=== Directions ===
Output the full listing below, keeping each line exact.

╔══

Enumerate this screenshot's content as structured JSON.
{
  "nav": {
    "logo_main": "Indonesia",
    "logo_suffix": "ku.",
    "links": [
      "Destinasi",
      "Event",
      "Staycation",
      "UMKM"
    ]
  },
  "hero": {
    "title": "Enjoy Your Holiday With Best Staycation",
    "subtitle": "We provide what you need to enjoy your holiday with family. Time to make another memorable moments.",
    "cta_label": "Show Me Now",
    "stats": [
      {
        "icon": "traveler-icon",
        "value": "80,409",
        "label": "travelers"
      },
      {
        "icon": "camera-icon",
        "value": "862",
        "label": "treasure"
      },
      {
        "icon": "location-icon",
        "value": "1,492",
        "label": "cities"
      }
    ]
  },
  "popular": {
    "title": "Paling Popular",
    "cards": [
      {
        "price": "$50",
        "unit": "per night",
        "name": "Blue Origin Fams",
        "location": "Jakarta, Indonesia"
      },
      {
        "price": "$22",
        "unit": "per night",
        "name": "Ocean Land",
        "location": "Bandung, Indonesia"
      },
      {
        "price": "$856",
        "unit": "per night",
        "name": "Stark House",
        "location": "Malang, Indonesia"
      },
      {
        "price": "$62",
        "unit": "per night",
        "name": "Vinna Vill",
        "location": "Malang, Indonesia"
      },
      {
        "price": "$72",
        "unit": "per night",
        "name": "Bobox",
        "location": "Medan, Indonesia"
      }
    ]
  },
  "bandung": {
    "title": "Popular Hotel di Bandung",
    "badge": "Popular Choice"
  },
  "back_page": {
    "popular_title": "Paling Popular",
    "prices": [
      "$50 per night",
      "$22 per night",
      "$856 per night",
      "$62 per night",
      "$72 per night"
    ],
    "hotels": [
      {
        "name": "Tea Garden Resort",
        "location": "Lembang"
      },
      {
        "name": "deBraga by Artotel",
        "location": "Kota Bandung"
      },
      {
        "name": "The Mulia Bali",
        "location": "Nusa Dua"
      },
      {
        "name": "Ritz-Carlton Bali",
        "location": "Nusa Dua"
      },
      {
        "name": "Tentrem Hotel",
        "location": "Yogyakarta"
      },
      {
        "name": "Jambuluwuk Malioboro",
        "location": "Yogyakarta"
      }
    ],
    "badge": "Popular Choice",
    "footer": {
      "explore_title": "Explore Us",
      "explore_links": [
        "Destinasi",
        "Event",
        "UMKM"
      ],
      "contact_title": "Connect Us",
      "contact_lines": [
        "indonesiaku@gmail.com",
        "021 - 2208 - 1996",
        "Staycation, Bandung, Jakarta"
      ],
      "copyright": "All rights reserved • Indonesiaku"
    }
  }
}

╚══

=== Written response ===
Enumerate this screenshot's content as structured JSON.
{
  "nav": {
    "logo_main": "Indonesia",
    "logo_suffix": "ku.",
    "links": [
      "Destinasi",
      "Event",
      "Staycation",
      "UMKM"
    ]
  },
  "hero": {
    "title": "Enjoy Your Holiday With Best Staycation",
    "subtitle": "We provide what you need to enjoy your holiday with family. Time to make another memorable moments.",
    "cta_label": "Show Me Now",
    "stats": [
      {
        "icon": "traveler-icon",
        "value": "80,409",
        "label": "travelers"
      },
      {
        "icon": "camera-icon",
        "value": "862",
        "label": "treasure"
      },
      {
        "icon": "location-icon",
        "value": "1,492",
        "label": "cities"
      }
    ]
  },
  "popular": {
    "title": "Paling Popular",
    "cards": [
      {
        "price": "$50",
        "unit": "per night",
        "name": "Blue Origin Fams",
        "location": "Jakarta, Indonesia"
      },
      {
        "price": "$22",
        "unit": "per night",
        "name": "Ocean Land",
        "location": "Bandung, Indonesia"
      },
      {
        "price": "$856",
        "unit": "per night",
        "name": "Stark House",
        "location": "Malang, Indonesia"
      },
      {
        "price": "$62",
        "unit": "per night",
        "name": "Vinna Vill",
        "location": "Malang, Indonesia"
      },
      {
        "price": "$72",
        "unit": "per night",
        "name": "Bobox",
        "location": "Medan, Indonesia"
      }
    ]
  },
  "bandung": {
    "title": "Popular Hotel di Bandung",
    "badge": "Popular Choice"
  },
  "back_page": {
    "popular_title": "Paling Popular",
    "prices": [
      "$50 per night",
      "$22 per night",
      "$856 per night",
      "$62 per night",
      "$72 per night"
    ],
    "hotels": [
      {
        "name": "Tea Garden Resort",
        "location": "Lembang"
      },
      {
        "name": "deBraga by Artotel",
        "location": "Kota Bandung"
      },
      {
        "name": "The Mulia Bali",
        "location": "Nusa Dua"
      },
      {
        "name": "Ritz-Carlton Bali",
        "location": "Nusa Dua"
      },
      {
        "name": "Tentrem Hotel",
        "location": "Yogyakarta"
      },
      {
        "name": "Jambuluwuk Malioboro",
        "location": "Yogyakarta"
      }
    ],
    "badge": "Popular Choice",
    "footer": {
      "explore_title": "Explore Us",
      "explore_links": [
        "Destinasi",
        "Event",
        "UMKM"
      ],
      "contact_title": "Connect Us",
      "contact_lines": [
        "indonesiaku@gmail.com",
        "021 - 2208 - 1996",
        "Staycation, Bandung, Jakarta"
      ],
      "copyright": "All rights reserved • Indonesiaku"
    }
  }
}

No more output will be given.